Start of Data supplied
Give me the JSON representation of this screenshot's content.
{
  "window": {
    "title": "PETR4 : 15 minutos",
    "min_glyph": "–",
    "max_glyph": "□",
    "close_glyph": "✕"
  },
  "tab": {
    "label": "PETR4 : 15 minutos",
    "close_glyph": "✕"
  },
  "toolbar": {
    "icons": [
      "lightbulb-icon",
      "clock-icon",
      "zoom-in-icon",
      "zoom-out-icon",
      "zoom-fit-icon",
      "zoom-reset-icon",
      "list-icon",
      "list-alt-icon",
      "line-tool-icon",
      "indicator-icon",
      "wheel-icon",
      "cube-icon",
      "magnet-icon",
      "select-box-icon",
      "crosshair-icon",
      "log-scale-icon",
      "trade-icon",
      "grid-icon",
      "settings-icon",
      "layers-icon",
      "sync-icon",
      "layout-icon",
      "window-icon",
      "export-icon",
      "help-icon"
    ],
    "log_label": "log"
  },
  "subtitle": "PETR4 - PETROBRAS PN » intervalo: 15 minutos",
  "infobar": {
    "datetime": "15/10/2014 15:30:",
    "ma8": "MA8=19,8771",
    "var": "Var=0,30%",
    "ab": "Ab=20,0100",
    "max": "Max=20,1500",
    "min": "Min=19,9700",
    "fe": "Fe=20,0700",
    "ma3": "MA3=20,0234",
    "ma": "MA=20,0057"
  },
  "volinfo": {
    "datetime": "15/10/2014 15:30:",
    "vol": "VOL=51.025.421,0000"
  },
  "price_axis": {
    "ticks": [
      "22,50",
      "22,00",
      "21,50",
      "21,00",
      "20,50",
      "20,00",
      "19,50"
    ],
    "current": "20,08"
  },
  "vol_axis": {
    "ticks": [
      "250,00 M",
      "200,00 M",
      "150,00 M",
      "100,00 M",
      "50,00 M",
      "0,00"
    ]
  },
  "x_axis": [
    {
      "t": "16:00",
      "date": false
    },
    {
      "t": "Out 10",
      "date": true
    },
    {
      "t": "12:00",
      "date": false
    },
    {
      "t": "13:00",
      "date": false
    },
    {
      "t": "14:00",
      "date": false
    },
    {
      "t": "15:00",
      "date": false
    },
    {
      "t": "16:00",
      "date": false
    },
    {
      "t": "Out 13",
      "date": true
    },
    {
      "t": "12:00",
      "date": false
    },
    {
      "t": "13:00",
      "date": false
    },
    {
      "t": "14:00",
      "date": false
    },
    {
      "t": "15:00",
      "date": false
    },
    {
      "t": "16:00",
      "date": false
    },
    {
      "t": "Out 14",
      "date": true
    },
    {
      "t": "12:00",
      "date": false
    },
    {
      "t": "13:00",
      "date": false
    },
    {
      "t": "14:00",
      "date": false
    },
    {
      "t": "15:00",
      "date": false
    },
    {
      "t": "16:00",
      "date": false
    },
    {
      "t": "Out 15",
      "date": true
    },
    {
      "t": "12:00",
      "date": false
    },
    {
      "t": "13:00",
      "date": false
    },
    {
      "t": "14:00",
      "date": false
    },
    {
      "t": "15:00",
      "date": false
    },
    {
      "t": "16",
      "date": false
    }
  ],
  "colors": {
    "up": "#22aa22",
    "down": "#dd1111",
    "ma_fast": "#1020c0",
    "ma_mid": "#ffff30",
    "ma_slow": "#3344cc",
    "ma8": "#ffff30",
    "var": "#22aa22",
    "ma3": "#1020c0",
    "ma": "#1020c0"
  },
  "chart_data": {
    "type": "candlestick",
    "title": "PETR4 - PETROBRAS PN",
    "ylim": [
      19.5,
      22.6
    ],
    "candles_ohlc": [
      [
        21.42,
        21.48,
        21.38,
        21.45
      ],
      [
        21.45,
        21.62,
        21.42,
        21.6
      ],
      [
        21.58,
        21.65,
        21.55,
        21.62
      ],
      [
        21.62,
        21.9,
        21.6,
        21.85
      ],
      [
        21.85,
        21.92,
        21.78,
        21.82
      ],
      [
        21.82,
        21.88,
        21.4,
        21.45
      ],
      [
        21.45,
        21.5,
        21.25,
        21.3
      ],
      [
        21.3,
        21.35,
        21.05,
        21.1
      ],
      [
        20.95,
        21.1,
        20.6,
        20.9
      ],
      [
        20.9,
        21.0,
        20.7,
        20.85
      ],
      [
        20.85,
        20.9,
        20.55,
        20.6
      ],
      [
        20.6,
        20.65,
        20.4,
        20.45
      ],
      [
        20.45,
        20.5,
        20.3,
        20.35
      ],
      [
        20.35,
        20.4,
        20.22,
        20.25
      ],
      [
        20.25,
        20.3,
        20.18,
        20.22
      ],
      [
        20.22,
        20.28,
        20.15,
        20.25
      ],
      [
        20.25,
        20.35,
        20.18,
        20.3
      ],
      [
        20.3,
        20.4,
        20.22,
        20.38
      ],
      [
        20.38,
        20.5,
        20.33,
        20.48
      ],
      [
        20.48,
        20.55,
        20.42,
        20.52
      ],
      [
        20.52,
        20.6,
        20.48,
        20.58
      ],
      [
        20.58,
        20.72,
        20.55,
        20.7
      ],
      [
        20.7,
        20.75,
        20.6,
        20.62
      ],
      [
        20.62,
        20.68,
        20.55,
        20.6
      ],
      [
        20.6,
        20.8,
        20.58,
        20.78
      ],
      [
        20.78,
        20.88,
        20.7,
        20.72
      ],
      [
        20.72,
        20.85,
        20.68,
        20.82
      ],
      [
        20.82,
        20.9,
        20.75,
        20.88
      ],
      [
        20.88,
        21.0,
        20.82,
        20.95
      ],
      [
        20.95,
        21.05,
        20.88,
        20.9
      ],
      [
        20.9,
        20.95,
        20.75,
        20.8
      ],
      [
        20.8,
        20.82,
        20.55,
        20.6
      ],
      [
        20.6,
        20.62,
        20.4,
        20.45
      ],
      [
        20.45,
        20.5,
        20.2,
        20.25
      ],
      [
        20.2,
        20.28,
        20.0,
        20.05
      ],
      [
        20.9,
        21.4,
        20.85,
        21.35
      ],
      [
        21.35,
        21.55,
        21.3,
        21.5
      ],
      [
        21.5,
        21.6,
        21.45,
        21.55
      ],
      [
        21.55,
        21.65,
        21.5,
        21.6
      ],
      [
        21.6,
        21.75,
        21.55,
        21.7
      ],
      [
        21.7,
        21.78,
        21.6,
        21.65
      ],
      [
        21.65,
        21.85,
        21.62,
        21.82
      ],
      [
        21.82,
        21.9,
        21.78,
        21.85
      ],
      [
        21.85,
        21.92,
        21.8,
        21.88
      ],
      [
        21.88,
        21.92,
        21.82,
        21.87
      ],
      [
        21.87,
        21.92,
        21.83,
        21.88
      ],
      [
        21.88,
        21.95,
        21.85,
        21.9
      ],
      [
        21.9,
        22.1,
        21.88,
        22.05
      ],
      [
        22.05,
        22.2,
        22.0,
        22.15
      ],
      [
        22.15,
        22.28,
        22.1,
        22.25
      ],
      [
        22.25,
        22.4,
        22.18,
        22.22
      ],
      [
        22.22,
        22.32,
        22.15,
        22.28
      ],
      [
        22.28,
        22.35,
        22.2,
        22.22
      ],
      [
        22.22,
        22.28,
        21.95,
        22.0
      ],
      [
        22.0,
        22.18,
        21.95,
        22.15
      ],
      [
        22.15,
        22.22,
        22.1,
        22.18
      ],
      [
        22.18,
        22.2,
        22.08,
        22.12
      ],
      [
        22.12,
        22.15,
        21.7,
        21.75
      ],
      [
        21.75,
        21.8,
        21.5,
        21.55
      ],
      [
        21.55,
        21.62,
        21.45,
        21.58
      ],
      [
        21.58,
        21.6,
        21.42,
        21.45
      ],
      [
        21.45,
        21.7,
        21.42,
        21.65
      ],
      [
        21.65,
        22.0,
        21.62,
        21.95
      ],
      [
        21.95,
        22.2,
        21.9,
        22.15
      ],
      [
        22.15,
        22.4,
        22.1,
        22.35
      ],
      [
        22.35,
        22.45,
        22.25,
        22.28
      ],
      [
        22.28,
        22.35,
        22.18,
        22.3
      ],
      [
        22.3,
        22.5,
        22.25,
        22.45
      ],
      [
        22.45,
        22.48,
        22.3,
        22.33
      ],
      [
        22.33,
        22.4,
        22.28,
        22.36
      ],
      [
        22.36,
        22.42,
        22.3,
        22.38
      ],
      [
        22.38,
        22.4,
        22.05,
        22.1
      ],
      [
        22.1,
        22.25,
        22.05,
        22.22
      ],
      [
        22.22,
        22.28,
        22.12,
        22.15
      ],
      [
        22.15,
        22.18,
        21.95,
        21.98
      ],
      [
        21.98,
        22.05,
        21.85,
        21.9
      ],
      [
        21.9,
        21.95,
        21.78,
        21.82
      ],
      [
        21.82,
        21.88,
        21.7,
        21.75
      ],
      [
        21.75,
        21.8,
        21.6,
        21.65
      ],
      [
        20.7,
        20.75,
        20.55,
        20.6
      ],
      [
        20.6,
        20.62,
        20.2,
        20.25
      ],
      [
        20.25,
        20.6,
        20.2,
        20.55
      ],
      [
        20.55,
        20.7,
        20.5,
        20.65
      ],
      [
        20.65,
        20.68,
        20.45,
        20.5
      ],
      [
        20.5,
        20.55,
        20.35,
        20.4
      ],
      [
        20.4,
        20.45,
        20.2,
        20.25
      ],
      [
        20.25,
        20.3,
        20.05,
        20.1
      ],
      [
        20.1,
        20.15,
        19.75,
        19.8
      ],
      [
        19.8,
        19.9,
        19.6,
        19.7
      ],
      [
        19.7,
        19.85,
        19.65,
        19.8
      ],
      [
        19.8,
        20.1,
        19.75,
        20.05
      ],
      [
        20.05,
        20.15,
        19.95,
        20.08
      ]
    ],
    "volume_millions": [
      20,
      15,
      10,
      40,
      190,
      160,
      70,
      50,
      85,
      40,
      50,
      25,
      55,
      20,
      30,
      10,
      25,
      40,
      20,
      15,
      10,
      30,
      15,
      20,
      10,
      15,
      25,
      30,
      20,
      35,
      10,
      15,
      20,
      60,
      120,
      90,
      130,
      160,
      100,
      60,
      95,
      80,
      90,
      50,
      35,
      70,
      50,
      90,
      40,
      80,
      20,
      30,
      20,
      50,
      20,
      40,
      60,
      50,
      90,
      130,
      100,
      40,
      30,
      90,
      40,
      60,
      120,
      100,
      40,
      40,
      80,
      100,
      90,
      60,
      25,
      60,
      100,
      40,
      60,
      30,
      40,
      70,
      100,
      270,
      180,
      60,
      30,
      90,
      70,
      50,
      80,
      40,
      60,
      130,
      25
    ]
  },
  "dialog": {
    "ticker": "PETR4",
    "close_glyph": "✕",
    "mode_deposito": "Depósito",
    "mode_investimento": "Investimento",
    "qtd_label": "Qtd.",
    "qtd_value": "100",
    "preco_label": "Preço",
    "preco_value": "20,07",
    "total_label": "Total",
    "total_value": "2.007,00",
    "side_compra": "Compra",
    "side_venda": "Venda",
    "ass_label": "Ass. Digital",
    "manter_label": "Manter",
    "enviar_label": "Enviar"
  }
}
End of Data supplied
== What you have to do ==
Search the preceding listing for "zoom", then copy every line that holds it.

== Result ==
      "zoom-in-icon",
      "zoom-out-icon",
      "zoom-fit-icon",
      "zoom-reset-icon",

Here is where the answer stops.